START PROVIDED ENTRIES
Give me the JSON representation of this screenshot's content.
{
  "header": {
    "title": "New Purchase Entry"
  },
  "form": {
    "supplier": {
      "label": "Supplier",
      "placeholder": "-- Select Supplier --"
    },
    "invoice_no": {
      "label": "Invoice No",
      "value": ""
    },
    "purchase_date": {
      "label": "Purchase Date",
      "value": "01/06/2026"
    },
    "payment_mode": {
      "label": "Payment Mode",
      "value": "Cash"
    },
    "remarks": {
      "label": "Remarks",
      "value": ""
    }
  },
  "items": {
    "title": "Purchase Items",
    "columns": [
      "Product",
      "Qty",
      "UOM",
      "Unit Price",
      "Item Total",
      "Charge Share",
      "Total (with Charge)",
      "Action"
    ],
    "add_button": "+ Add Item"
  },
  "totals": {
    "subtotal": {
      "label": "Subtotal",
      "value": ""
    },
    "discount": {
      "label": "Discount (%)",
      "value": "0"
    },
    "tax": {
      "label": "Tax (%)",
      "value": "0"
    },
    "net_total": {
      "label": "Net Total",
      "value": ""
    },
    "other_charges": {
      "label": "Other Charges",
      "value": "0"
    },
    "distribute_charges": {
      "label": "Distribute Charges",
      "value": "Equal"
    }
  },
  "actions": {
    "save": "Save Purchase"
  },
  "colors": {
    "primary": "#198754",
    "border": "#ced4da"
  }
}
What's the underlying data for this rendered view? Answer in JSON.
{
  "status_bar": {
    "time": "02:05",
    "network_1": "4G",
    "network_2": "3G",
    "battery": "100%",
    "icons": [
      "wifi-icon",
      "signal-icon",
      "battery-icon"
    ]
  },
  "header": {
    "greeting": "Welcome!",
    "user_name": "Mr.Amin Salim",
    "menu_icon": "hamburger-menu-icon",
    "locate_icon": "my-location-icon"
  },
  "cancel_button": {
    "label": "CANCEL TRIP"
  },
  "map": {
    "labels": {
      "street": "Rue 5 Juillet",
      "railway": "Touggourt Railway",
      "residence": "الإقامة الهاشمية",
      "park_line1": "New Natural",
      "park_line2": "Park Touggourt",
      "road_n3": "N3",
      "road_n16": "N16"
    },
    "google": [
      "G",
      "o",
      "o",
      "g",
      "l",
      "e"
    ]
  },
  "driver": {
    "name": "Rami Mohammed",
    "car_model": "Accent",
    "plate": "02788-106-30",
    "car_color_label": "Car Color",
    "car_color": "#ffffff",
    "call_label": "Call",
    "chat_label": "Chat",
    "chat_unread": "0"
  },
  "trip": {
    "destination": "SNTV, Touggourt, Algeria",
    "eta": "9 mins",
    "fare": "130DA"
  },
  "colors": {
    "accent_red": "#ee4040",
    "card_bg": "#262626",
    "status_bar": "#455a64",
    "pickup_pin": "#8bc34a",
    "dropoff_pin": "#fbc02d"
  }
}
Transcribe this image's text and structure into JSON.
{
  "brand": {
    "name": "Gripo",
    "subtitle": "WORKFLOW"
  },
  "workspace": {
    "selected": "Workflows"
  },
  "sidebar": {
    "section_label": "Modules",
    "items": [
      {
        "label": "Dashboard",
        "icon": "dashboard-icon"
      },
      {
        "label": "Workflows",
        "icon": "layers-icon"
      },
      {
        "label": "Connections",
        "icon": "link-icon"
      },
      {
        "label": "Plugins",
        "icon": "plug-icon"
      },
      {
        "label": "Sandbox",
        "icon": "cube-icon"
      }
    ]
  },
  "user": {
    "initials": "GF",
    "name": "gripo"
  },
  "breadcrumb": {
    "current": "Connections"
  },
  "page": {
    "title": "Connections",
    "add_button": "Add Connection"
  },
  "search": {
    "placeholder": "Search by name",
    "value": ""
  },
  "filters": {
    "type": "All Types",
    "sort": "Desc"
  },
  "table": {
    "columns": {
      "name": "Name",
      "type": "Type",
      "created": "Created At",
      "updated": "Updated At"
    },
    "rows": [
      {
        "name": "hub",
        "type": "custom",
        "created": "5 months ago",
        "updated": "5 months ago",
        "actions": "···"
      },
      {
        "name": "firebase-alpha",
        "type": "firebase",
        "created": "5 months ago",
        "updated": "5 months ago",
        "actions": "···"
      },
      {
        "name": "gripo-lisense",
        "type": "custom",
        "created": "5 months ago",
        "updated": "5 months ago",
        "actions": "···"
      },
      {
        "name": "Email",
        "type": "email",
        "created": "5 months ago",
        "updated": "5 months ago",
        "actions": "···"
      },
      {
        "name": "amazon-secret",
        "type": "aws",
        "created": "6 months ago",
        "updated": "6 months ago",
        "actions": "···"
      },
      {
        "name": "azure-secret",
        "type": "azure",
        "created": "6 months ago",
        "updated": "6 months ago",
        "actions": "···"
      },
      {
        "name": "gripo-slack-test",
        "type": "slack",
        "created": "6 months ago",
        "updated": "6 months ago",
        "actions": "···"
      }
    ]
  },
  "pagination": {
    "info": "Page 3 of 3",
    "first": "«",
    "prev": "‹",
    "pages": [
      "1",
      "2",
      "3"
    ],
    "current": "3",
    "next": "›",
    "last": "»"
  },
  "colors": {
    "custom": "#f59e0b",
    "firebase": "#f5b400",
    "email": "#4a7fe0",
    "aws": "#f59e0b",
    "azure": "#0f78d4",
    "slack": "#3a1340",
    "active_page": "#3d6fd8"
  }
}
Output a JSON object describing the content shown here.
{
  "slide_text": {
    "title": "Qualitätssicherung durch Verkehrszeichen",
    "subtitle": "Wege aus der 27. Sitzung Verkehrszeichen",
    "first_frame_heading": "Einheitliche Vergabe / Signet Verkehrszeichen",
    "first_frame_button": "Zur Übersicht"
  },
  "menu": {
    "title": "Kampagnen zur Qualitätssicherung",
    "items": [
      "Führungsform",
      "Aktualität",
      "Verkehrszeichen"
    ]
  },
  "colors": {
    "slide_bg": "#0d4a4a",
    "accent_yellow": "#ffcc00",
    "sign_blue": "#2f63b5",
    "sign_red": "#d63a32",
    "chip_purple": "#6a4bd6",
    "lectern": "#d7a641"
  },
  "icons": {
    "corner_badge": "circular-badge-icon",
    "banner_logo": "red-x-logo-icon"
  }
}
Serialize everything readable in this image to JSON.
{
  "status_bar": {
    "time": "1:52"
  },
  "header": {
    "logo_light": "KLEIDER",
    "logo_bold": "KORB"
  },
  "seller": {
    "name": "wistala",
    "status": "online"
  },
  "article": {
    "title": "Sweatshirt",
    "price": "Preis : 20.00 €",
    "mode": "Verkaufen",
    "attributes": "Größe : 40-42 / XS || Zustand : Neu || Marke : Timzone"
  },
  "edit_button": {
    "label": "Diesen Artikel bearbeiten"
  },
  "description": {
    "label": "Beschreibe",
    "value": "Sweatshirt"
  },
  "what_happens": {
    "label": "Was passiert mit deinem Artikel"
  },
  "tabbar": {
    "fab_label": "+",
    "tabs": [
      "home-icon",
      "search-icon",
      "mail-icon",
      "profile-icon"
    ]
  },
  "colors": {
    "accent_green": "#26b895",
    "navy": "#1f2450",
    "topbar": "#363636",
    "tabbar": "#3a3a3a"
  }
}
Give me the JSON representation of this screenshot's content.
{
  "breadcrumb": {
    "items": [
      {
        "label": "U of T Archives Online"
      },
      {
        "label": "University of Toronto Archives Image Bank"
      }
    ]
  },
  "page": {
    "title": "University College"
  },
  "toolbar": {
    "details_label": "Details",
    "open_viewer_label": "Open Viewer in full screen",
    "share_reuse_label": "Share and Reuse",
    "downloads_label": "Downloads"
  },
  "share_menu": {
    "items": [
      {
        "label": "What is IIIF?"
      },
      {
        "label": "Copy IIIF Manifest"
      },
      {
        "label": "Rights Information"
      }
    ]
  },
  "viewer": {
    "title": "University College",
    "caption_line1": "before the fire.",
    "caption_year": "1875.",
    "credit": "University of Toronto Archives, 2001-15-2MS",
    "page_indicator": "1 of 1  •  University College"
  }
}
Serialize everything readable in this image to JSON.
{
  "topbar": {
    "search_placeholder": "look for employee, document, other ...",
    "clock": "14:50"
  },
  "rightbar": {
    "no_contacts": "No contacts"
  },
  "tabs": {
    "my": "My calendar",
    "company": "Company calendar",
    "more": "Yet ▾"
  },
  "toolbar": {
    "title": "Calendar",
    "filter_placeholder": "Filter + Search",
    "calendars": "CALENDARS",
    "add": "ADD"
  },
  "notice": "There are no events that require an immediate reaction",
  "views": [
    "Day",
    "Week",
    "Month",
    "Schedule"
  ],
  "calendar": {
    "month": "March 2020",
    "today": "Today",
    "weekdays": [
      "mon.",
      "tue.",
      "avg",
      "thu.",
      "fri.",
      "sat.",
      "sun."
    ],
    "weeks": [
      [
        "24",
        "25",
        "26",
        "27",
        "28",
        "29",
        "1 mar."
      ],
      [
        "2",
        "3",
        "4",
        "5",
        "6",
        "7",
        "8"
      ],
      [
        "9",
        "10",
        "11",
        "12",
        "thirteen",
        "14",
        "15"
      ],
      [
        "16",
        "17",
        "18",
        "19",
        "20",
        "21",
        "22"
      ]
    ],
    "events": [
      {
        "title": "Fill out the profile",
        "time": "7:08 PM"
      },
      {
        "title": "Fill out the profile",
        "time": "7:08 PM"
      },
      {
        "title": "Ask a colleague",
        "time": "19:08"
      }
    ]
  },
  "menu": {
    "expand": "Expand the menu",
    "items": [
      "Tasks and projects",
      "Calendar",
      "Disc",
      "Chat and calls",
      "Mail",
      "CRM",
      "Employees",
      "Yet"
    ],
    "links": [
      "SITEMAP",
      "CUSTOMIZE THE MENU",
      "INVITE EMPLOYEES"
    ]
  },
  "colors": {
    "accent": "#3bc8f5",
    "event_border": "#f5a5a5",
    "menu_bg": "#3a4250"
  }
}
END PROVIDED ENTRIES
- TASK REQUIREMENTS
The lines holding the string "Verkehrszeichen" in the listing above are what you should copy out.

- WRITTEN SOLUTION
    "title": "Qualitätssicherung durch Verkehrszeichen",
    "subtitle": "Wege aus der 27. Sitzung Verkehrszeichen",
    "first_frame_heading": "Einheitliche Vergabe / Signet Verkehrszeichen",
      "Verkehrszeichen"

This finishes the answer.